YOUR ASSIGNMENT -
Could you restate every entry word for word, minus the pictures?

Data extracted from a collection
BEGIN

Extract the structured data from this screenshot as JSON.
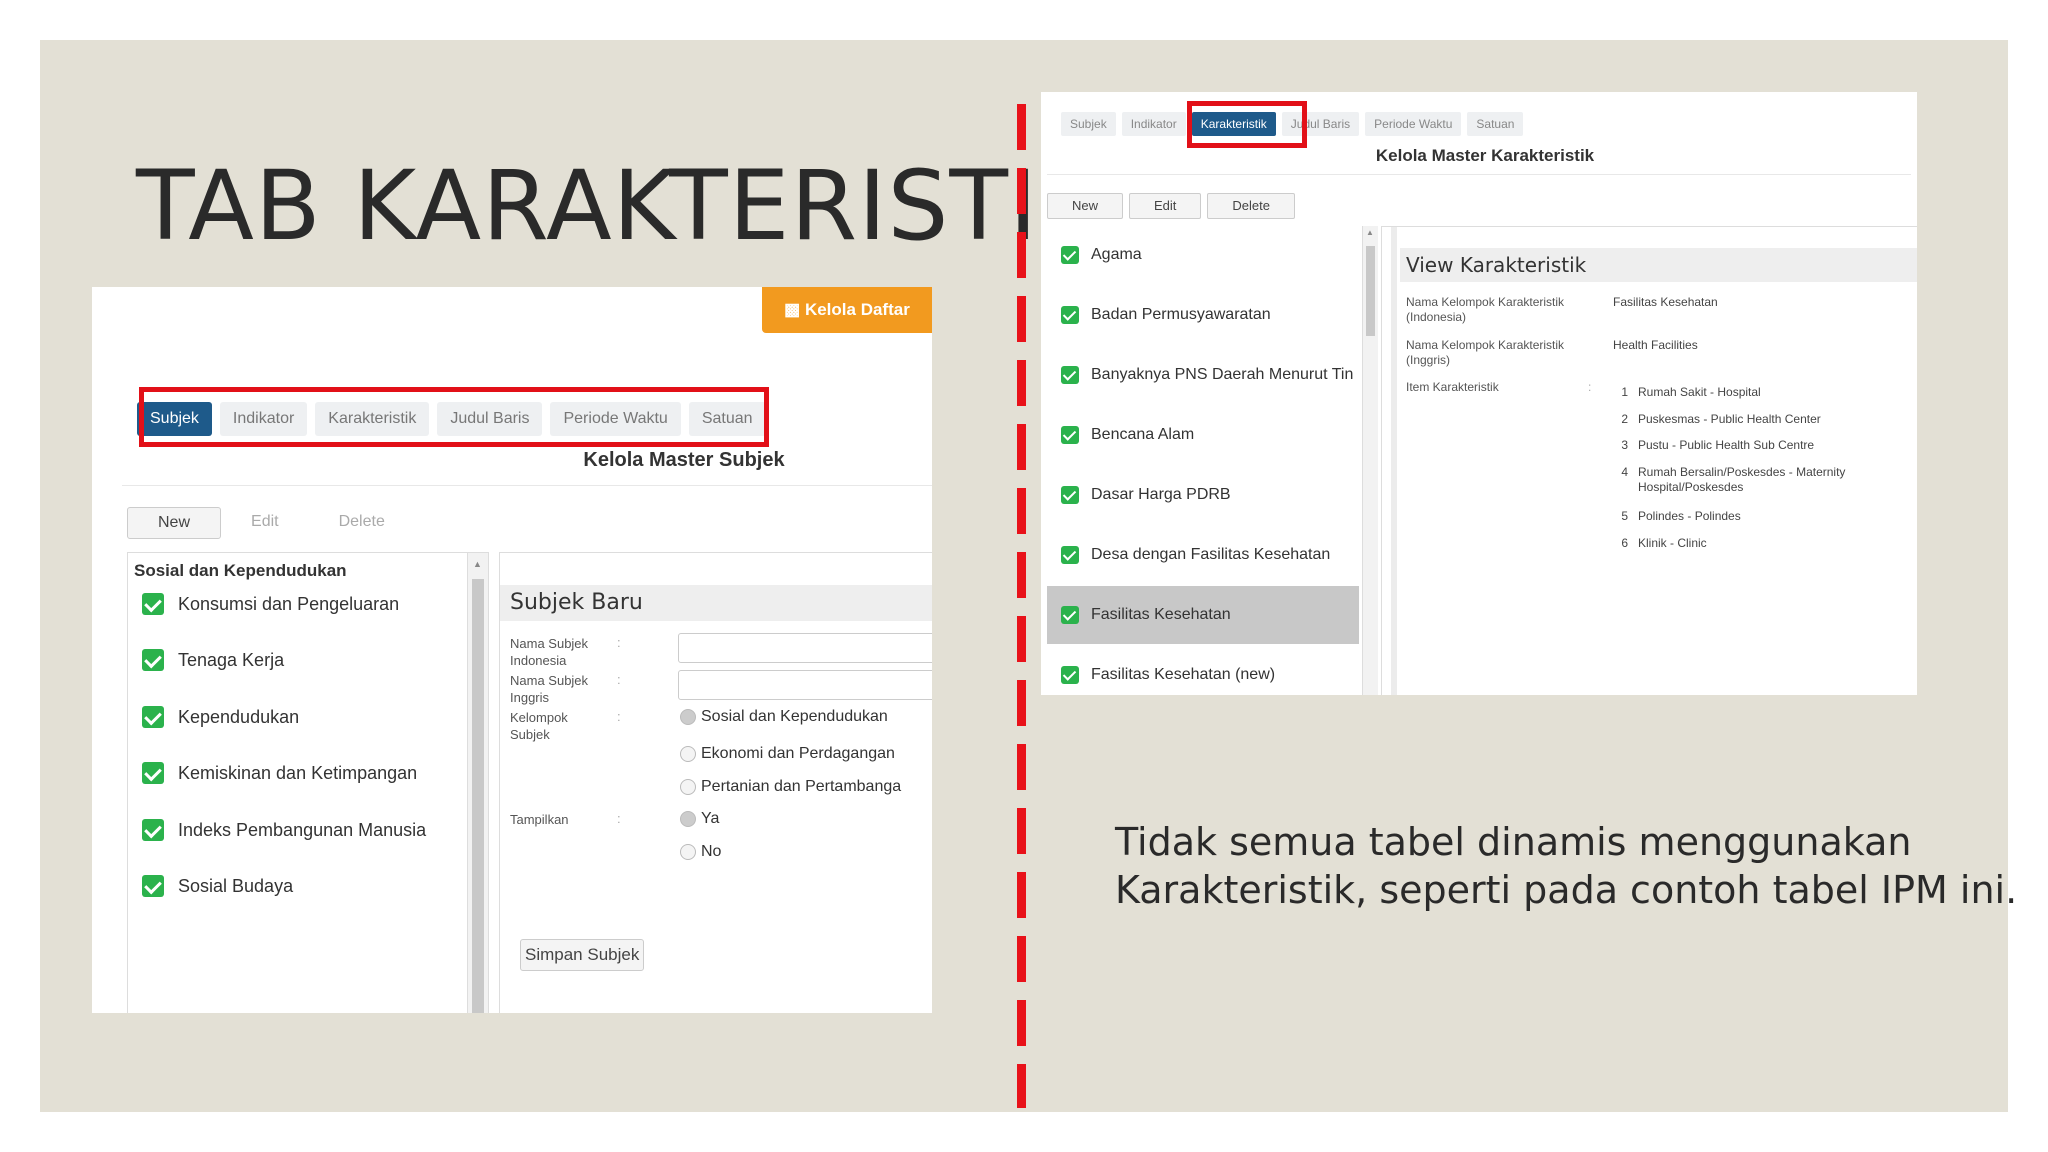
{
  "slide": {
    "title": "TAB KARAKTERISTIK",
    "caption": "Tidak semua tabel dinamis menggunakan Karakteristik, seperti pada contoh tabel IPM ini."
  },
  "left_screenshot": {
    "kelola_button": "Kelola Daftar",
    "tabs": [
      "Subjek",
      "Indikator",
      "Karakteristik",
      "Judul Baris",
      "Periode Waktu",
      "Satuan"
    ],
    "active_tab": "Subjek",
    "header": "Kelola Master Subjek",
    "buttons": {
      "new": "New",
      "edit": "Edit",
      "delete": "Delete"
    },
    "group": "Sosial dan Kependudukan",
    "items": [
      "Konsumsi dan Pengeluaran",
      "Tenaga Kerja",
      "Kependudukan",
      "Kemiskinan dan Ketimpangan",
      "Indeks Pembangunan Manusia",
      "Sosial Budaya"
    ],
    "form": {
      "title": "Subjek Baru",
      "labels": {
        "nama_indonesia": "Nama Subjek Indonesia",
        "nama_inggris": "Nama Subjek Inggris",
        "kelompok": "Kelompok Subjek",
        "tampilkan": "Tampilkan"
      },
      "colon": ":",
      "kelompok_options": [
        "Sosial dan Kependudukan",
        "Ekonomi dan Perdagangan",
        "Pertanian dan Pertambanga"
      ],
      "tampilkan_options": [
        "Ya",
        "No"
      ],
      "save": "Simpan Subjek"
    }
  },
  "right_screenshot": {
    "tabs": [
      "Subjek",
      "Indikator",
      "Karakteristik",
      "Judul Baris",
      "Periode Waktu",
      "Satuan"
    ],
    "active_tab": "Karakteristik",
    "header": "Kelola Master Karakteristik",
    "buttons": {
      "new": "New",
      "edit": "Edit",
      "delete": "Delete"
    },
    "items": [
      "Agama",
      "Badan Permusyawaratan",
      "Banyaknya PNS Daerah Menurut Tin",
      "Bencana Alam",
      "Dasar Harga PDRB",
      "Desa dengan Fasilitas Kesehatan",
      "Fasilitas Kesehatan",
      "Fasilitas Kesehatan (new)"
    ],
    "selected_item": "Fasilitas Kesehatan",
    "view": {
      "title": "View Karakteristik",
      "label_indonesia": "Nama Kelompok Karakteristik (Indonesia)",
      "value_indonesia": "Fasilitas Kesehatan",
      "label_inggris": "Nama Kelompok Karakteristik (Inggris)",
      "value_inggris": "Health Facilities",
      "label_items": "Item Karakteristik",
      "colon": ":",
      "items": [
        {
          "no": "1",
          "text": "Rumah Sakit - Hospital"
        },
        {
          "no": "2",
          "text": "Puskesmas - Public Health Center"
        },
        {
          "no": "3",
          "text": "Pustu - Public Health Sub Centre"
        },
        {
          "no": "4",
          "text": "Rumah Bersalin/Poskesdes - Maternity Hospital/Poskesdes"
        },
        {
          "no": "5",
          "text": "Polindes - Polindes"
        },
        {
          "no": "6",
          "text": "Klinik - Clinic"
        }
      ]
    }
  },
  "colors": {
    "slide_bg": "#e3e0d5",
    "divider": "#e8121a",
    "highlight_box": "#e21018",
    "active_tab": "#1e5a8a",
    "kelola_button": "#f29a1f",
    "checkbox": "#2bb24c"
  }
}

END

SOLUTION FOR THIS PROBLEM -
Extract the structured data from this screenshot as JSON.
{
  "slide": {
    "title": "TAB KARAKTERISTIK",
    "caption": "Tidak semua tabel dinamis menggunakan Karakteristik, seperti pada contoh tabel IPM ini."
  },
  "left_screenshot": {
    "kelola_button": "Kelola Daftar",
    "tabs": [
      "Subjek",
      "Indikator",
      "Karakteristik",
      "Judul Baris",
      "Periode Waktu",
      "Satuan"
    ],
    "active_tab": "Subjek",
    "header": "Kelola Master Subjek",
    "buttons": {
      "new": "New",
      "edit": "Edit",
      "delete": "Delete"
    },
    "group": "Sosial dan Kependudukan",
    "items": [
      "Konsumsi dan Pengeluaran",
      "Tenaga Kerja",
      "Kependudukan",
      "Kemiskinan dan Ketimpangan",
      "Indeks Pembangunan Manusia",
      "Sosial Budaya"
    ],
    "form": {
      "title": "Subjek Baru",
      "labels": {
        "nama_indonesia": "Nama Subjek Indonesia",
        "nama_inggris": "Nama Subjek Inggris",
        "kelompok": "Kelompok Subjek",
        "tampilkan": "Tampilkan"
      },
      "colon": ":",
      "kelompok_options": [
        "Sosial dan Kependudukan",
        "Ekonomi dan Perdagangan",
        "Pertanian dan Pertambanga"
      ],
      "tampilkan_options": [
        "Ya",
        "No"
      ],
      "save": "Simpan Subjek"
    }
  },
  "right_screenshot": {
    "tabs": [
      "Subjek",
      "Indikator",
      "Karakteristik",
      "Judul Baris",
      "Periode Waktu",
      "Satuan"
    ],
    "active_tab": "Karakteristik",
    "header": "Kelola Master Karakteristik",
    "buttons": {
      "new": "New",
      "edit": "Edit",
      "delete": "Delete"
    },
    "items": [
      "Agama",
      "Badan Permusyawaratan",
      "Banyaknya PNS Daerah Menurut Tin",
      "Bencana Alam",
      "Dasar Harga PDRB",
      "Desa dengan Fasilitas Kesehatan",
      "Fasilitas Kesehatan",
      "Fasilitas Kesehatan (new)"
    ],
    "selected_item": "Fasilitas Kesehatan",
    "view": {
      "title": "View Karakteristik",
      "label_indonesia": "Nama Kelompok Karakteristik (Indonesia)",
      "value_indonesia": "Fasilitas Kesehatan",
      "label_inggris": "Nama Kelompok Karakteristik (Inggris)",
      "value_inggris": "Health Facilities",
      "label_items": "Item Karakteristik",
      "colon": ":",
      "items": [
        {
          "no": "1",
          "text": "Rumah Sakit - Hospital"
        },
        {
          "no": "2",
          "text": "Puskesmas - Public Health Center"
        },
        {
          "no": "3",
          "text": "Pustu - Public Health Sub Centre"
        },
        {
          "no": "4",
          "text": "Rumah Bersalin/Poskesdes - Maternity Hospital/Poskesdes"
        },
        {
          "no": "5",
          "text": "Polindes - Polindes"
        },
        {
          "no": "6",
          "text": "Klinik - Clinic"
        }
      ]
    }
  },
  "colors": {
    "slide_bg": "#e3e0d5",
    "divider": "#e8121a",
    "highlight_box": "#e21018",
    "active_tab": "#1e5a8a",
    "kelola_button": "#f29a1f",
    "checkbox": "#2bb24c"
  }
}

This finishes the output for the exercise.